National Nurses United (NNU) today joined with the AFL-CIO, international labor leaders, and other activists in condemning the military coup in Bolivia and urging an end to political repression and violence.
NNU endorsed concerns by AFL-CIO President Richard Trumka, the Trade Union Confederation of the Americas (TUCA), the International Trade Union Confederation (ITUC), and the leader of Brazil’s National Federation of Nurses (FNE) to protest the “military interference” in Bolivia.
Additionally, NNU also supports calls for restoration of democracy and a fair electoral process, including deposed former Bolivian President Evo Morales; and international solidarity for former ministers, their families, and supporters who have faced attacks or threats.
“We are alarmed by scenes of military intervention in the governance of Bolivia, arrests and acts of violence committed against supporters of the former Morales government, and racial attacks on indigenous peoples of Bolivia that have been seen across social media,” said NNU President Deborah Burger, RN.

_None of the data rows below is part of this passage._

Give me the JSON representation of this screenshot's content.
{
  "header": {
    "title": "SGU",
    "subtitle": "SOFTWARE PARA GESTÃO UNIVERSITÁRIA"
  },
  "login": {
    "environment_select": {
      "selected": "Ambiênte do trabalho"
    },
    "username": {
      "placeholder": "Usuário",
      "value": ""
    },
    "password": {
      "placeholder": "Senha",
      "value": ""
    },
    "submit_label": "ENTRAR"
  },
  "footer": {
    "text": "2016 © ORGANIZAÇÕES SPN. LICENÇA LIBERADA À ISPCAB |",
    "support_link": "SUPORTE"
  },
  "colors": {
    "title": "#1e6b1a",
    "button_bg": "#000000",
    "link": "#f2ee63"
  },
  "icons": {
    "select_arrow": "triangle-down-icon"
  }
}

“As nurses we have concerns for the health and safety of all Bolivian people, and urge an immediate, peaceful resolution that protects the rights and security of all Bolivians,” Burger said.

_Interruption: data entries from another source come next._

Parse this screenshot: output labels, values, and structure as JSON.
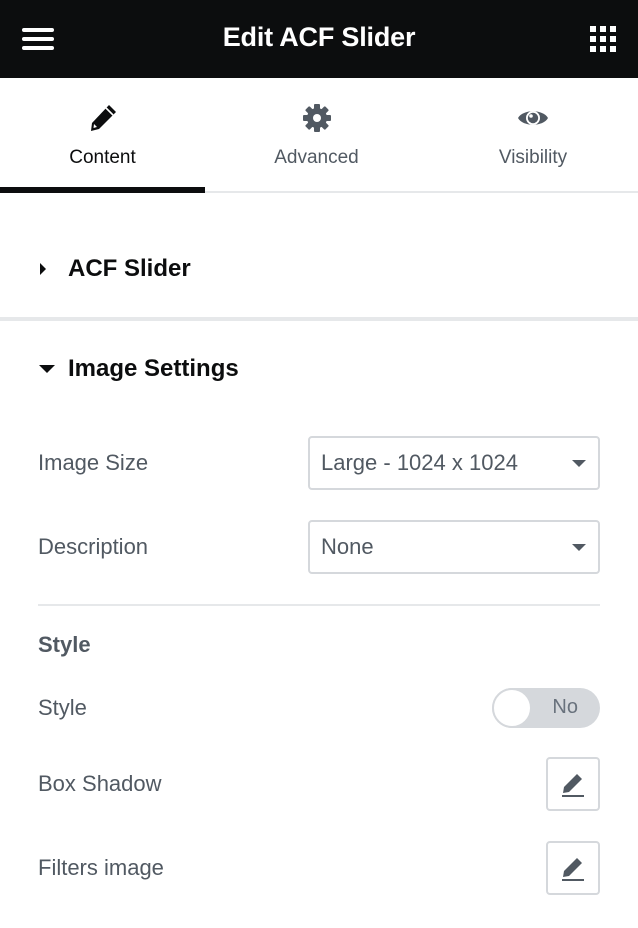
{
  "header": {
    "title": "Edit ACF Slider",
    "menu_icon": "hamburger-menu-icon",
    "apps_icon": "grid-apps-icon"
  },
  "tabs": [
    {
      "label": "Content",
      "icon": "pencil-icon",
      "active": true
    },
    {
      "label": "Advanced",
      "icon": "gear-icon",
      "active": false
    },
    {
      "label": "Visibility",
      "icon": "eye-icon",
      "active": false
    }
  ],
  "sections": {
    "acf_slider": {
      "title": "ACF Slider",
      "expanded": false
    },
    "image_settings": {
      "title": "Image Settings",
      "expanded": true,
      "image_size": {
        "label": "Image Size",
        "value": "Large - 1024 x 1024"
      },
      "description": {
        "label": "Description",
        "value": "None"
      },
      "style_heading": "Style",
      "style": {
        "label": "Style",
        "toggle_text": "No",
        "on": false
      },
      "box_shadow": {
        "label": "Box Shadow",
        "icon": "edit-pencil-icon"
      },
      "filters_image": {
        "label": "Filters image",
        "icon": "edit-pencil-icon"
      }
    }
  },
  "colors": {
    "header_bg": "#0c0d0e",
    "text_primary": "#0c0d0e",
    "text_secondary": "#515962",
    "border": "#d5d8dc",
    "divider": "#e6e8ea"
  }
}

Burger said NNU endorses a statement yesterday by AFL-CIO President Trumka who said in a tweet: “The @AFLCIO joins the @ituc @CSA_TUCA in condemning military interference in Bolivia's election process. Morales reduced widespread poverty and fought for the inclusion of the indigenous majority. Bolivians must be able to vote peacefully and freely in new elections.”
FNE President Shirley Diaz Morales, RN, said in a post that Evo Morales had accepted the call for new elections and peace before being deposed. “We in Latin America cannot tolerate that every time any leader stands up against social injustice” they face a coup and cannot be silent “in the face of violence in Bolivia.” FNE is a member, along with NNU, of Global Nurses United, an international federation of nurses unions in 28 countries.
Additionally, NNU cited an ITUC statement which stated that Morales “was forced to resign by high ranking military officials. The news comes after threats on his life and violence against ministers, parliamentarians and their families.”
“No elected president should be forced out of office under military orders,” said ITUC General Secretary Sharan Burrow. “That is not how democracy works. The electoral process is the solution, not intervention by military leaders. Military coups can never be the answer.”
Morales, the ITUC observed, was first elected in 2006. In his three terms as president, he oversaw a major reduction in poverty, with overall poverty going from 59.9 percent to 34.6 percent in 2017 and extreme poverty cut by more than half in the same period. His inclusive policies saw huge budgets dedicated to health, education, and electrification, which notably resulted in illiteracy rates dropping from 13.28 percent in 2001 to 3.8 percent in 2014.
President Morales, the ITUC added, also called for a fresh vote to allow the Bolivian people to make their choice. Burger said NNU agrees with the ITUC call that “This should be respected and … the international community (should) support it.”
National Nurses United is the largest and fastest-growing union and professional association of registered nurses in the United States with more than 150,000 members nationwide. NNU plays a leadership role in safeguarding the health and safety of RNs and their patients and has won landmark legislation in the areas of staffing, safe patient handling, infectious disease, and workplace violence prevention.